In the 1950 SHS yearbook, Doris’s achievements in high school are listed. Unsurprisingly, she was on the school’s yearbook staff in various editorial positions. She was also a class poet, a member of the drama club, the Spanish Club, the Beta Club, and was a manager of the girls’ basketball team, while doing columns for the Daily. Her high school seniors recognized Doris as their “Most Talented” classmate. They were probably right.
After graduating from Statesville High with the class of 1950, she entered the University of North Carolina at Greensboro, then known as Women’s College, her tuition partially paid for by her “Statesville Daily Record” earnings.
Some sources claim that Doris never earned a bachelor’s degree, that she finished her college education in 1952 when she married Lowry Matthews Betts, a lawyer, later a judge. Other sources suggest that she earned her bachelor’s degree from Chapel Hill.
A source in Chapel Hill says she never got a degree there, although she apparently took some classes at Carolina. For some unknown reason, our Doris has no entries in Dr. William S. Powell’s acclaimed Dictionary of North Carolina Biography. Curious …
The Betts had three children, LewEllen, David, and Erskine.
Originally, he planned to pursue a bachelor’s degree in journalism, but changed his major to English.
Doris Betts became an award-winning novelist and short story writer. Her first published short story of hers, “Mr. Shawn and Father Scott”, appeared in the magazine “Mademoiselle”, in 1953, when she was 21 years old. Her three collections of stories are “La gentil insurrection y otros tales” (1954); “Beasts of the Wild South and Other Stories” (1973); and “The astronomer and other stories” (1995). “Mr. Shawn and Father Scott” is one of the stories included in “The Gentle Insurrection,” while a story set in Statesville about the old Wallace Herbarium, “Spies in the Herb House,” is included in “The Astronomer.”

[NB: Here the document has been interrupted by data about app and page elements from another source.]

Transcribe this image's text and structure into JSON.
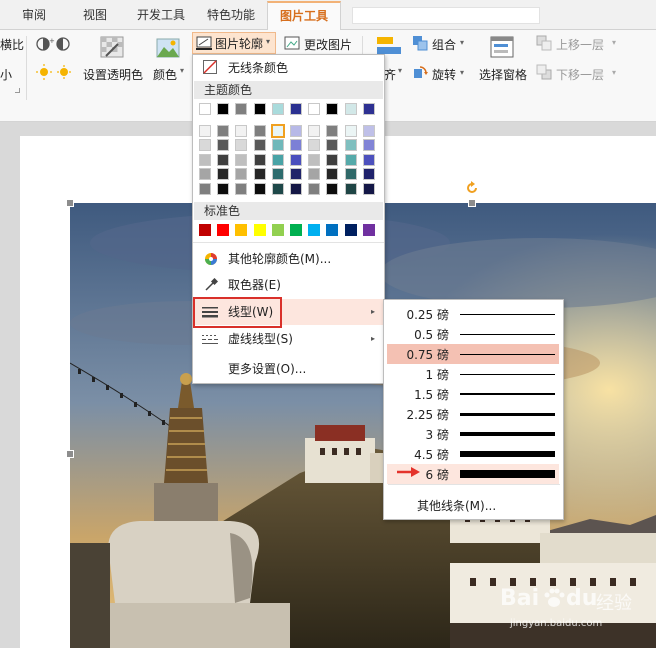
{
  "tabs": [
    "审阅",
    "视图",
    "开发工具",
    "特色功能",
    "图片工具"
  ],
  "ribbon": {
    "left_cut_top": "横比",
    "left_cut_bottom": "小",
    "set_transparent": "设置透明色",
    "color": "颜色",
    "picture_outline": "图片轮廓",
    "change_picture": "更改图片",
    "group": "组合",
    "rotate": "旋转",
    "align_cut": "齐",
    "selection_pane": "选择窗格",
    "bring_forward": "上移一层",
    "send_backward": "下移一层"
  },
  "menu": {
    "no_line_color": "无线条颜色",
    "theme_colors_header": "主题颜色",
    "standard_colors_header": "标准色",
    "more_outline_colors": "其他轮廓颜色(M)...",
    "eyedropper": "取色器(E)",
    "line_style": "线型(W)",
    "dash_style": "虚线线型(S)",
    "more_settings": "更多设置(O)..."
  },
  "theme_colors": {
    "top_row": [
      "#ffffff",
      "#000000",
      "#7f7f7f",
      "#000000",
      "#a9dbdc",
      "#2b3191",
      "#ffffff",
      "#000000",
      "#d2e8e8",
      "#2e3192"
    ],
    "rows": [
      [
        "#f2f2f2",
        "#7f7f7f",
        "#f2f2f2",
        "#7f7f7f",
        "#e9f5f6",
        "#b7b9e7",
        "#f2f2f2",
        "#7f7f7f",
        "#ebf5f5",
        "#bfc0e8"
      ],
      [
        "#d9d9d9",
        "#595959",
        "#d9d9d9",
        "#595959",
        "#6fb8ba",
        "#7c80d6",
        "#d9d9d9",
        "#595959",
        "#7fbfbf",
        "#8184d6"
      ],
      [
        "#bfbfbf",
        "#3f3f3f",
        "#bfbfbf",
        "#3f3f3f",
        "#49a3a6",
        "#4a4fbd",
        "#bfbfbf",
        "#3f3f3f",
        "#56aaaa",
        "#4d51bd"
      ],
      [
        "#a5a5a5",
        "#262626",
        "#a5a5a5",
        "#262626",
        "#2d6c6e",
        "#1f236a",
        "#a5a5a5",
        "#262626",
        "#2f6868",
        "#1f226b"
      ],
      [
        "#7f7f7f",
        "#0d0d0d",
        "#7f7f7f",
        "#0d0d0d",
        "#1e4849",
        "#151846",
        "#7f7f7f",
        "#0d0d0d",
        "#1f4545",
        "#141747"
      ]
    ]
  },
  "standard_colors": [
    "#c00000",
    "#ff0000",
    "#ffc000",
    "#ffff00",
    "#92d050",
    "#00b050",
    "#00b0f0",
    "#0070c0",
    "#002060",
    "#7030a0"
  ],
  "line_widths": [
    {
      "label": "0.25 磅",
      "pt": 0.25
    },
    {
      "label": "0.5 磅",
      "pt": 0.5
    },
    {
      "label": "0.75 磅",
      "pt": 0.75
    },
    {
      "label": "1 磅",
      "pt": 1
    },
    {
      "label": "1.5 磅",
      "pt": 1.5
    },
    {
      "label": "2.25 磅",
      "pt": 2.25
    },
    {
      "label": "3 磅",
      "pt": 3
    },
    {
      "label": "4.5 磅",
      "pt": 4.5
    },
    {
      "label": "6 磅",
      "pt": 6
    }
  ],
  "selected_line_width": "0.75 磅",
  "pointed_line_width": "6 磅",
  "more_lines": "其他线条(M)...",
  "watermark": {
    "brand_a": "Bai",
    "brand_b": "du",
    "brand_suffix": "经验",
    "url": "jingyan.baidu.com"
  },
  "colors": {
    "accent_orange": "#d76f1d",
    "highlight_red_box": "#d9302a",
    "selected_row": "#f4c1b3",
    "pointed_row": "#fde6de",
    "hover_row": "#fbe1d6"
  }
}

Another locally set story was his “All that glitters is not gold”.
Ms. Betts was also the Distinguished Alumni Professor Emeritus at the University of North Carolina, Chapel Hill, where she taught creative writing and English literature for over thirty-five years (1966-2001). Her classes were very popular at the university. She was also highly regarded by the faculty, for although she did not have a Ph.D., she was elected faculty president of the University of North Carolina, a great honor indeed. Her writings earned her six honorary titles.

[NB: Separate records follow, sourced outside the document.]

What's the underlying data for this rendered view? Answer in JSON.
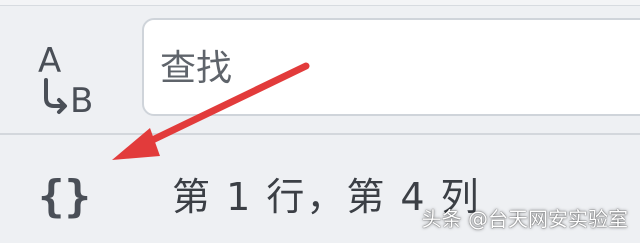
{
  "find": {
    "match_case_icon": "match-case-icon",
    "placeholder": "查找"
  },
  "status": {
    "braces_icon": "braces-icon",
    "braces_glyph": "{}",
    "cursor_position": "第 1 行，第 4 列"
  },
  "annotation": {
    "arrow_color": "#e23b3b"
  },
  "watermark": {
    "text": "头条 @台天网安实验室"
  }
}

His six novels are “High Houses in Winter” (1957); “The scarlet thread” (1964); “The River to Pickle Beach” (1972); “Heading West” (1981); “Souls Risen from the Dead (1994); and The sharp teeth of love (1997). Tall Houses in Winter, his first novel, is believed to be set in Statesville and is said to have “put Statesville in his ear.” I haven’t read that novel yet, but I plan to.
It was a finalist for the National Book Award. Notably, a story of his, “The Ugliest Pilgrim,” was adapted into a short film, “Violet,” which won an Academy Award in 1981.
Doris Betts, 79, died in April 2012 of cancer at her home in Pittsboro. Once, during a visit to Statesville, she described herself as “a recovering Calvinist,” an ambiguous comment at best. She taught Sunday school, sometimes played the organ, and was an elder at the Pittsboro Presbyterian Church.
At the time of Mrs. Betts’ death, I was doing obituaries for R&L and learned who Doris Betts was when a Pittsboro funeral home sent us her obituary. I acknowledged receipt of her obituary and wrote an appropriate condolence note to her family from “Record & Landmark”, as she had been on the staff of the former “Statesville Daily Record”.
I think there should at least be a state historic highway marker in town in his memory and honor, and maybe, too, a writing festival or some other type of literary event in Iredell County in his honor.
OC Stonestreet is the author of “Tales From Old Iredell County,” “They Called Iredell County Home,” and “Once Upon a Time… in Mooresville, NC.”